“After some of our public engagement initiatives were scaled back or canceled, we felt that small scale, community-based concerts were the way to go,” says Metropolitan Opera (Met) Orchestra violist Mary Hammann. “I began searching for ways to do this. I was surprised by how quickly things fell into place.”
MET Orchestra Musicians, members of Local 802 (New York City), ended up establishing their own 501(c)(3) charity focused on community outreach. William Short, Met principal bassoon says, “We felt there were opportunities to become more involved in the community outside of Lincoln Center, to give back to underserved populations, and to expand awareness and appreciation of classical music.”
Among MET Orchestra Musicians projects have been recurring performances at local VA hospitals and facilities, as well as visits to local public schools and libraries. “Communities are both enormously appreciative of these efforts and fascinated by a peek into what musicians actually do. We think that presents an extraordinary opportunity to engage with people from all walks of life and shows that classical music, an authentic experience in an increasingly inauthentic world, is just as relevant as it has ever been,” he says.
The community reaction has been overwhelmingly positive, according to Hammann. “Our audiences are delighted to have such quality music in their libraries and schools. I see that the community is thirsty for this kind of musical sharing. On a personal level, it is heartening to see how powerful music is on this small community scale. I have gotten very positive feedback from audience members who were inspired (in countless ways) by our performance and also by meeting

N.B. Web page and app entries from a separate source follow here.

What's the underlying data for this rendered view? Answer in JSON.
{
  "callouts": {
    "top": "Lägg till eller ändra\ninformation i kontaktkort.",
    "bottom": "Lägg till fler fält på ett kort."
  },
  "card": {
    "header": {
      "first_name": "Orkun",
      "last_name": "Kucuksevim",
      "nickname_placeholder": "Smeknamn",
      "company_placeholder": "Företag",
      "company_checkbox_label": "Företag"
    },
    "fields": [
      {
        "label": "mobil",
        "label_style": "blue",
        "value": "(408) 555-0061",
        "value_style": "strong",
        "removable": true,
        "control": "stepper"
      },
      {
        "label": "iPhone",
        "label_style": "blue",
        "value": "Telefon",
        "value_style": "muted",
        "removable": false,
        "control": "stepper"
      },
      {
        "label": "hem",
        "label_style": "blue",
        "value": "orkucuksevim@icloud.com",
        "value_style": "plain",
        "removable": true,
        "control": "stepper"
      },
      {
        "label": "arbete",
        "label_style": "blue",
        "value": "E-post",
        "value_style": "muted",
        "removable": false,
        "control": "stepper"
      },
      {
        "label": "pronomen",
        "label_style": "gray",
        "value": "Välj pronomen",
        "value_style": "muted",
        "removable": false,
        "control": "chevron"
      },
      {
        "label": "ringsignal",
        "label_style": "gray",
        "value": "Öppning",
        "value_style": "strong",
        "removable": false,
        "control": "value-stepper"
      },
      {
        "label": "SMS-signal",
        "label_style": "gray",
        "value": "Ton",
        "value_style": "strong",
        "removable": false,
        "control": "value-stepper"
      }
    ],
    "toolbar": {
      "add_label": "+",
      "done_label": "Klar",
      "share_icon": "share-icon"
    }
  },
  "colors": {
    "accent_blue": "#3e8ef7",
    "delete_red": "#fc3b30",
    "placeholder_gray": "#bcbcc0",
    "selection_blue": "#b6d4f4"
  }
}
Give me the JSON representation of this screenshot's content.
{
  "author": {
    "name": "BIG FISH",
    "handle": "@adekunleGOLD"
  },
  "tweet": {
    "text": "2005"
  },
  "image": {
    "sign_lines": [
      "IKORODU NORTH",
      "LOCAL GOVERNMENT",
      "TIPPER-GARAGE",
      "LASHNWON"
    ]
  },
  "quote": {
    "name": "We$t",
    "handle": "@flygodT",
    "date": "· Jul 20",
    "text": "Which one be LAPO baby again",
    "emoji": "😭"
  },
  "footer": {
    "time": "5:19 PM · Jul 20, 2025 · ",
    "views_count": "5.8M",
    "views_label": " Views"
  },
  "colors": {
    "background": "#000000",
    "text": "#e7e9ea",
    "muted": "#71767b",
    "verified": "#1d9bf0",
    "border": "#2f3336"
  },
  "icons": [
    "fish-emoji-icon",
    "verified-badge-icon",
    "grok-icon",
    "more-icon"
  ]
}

In Ottawa, the National Arts Centre (NAC) Orchestra musicians’ FanFair is an annual fundraising project organized by the members of Local 180 (Ottawa, ON). Other NACO outreach includes coaching young musicians, performing at senior residences and hospitals, as well as other fundraising performances.
“FanFair started during a dark time in our history. In October 1989, a rummage sale and silent auction were held to raise funds for an expected labour action,” says Assistant Principal Second Violin Winston Webber. “During the seven-week strike community support was fantastic. We were grateful, so we repeated the event the next Christmas season as a charity fundraiser and it just took off. It’s since raised more than $800,000 for two local charities—the Snowsuit Fund for children and the Ottawa Food Bank.”
“From the beginning, all labour for the FanFair concerts has been donated, including NAC facilities, light and sound systems, management time, publicity, musicians, and stagehands,” adds Webber. “The conductors are orchestra members. Incidental costs are paid from the orchestra musicians’ association operating funds, so 100% of donations go directly to the charities.”
“Community concerts remind us how important music is to people and how it can draw people together,” says Local 180 President and retired NACO second oboe and English horn Francine Schutzman. “FanFair is truly a moving event. In addition to FanFair itself, ‘elves’ from the orchestra go out into the lobby immediately after each performance in December to collect donations for our two charities.”
“One valuable result of FanFair has been the opportunity to get to know our supporters on a very personal level, and to generate new fans,” she adds.
“The NAC Orchestra has 40 educational and outreach programs for young people of all ages, adults, and teachers—it’s a top priority,” says Webber.
“We all know we should do outreach, and it does come back to us in various positive ways, like a higher public profile. But when you see the results on the ground, out in the so-called real world, then it really hits you how important this is to people. Our inspiration is the amazing work the charities do,” he says.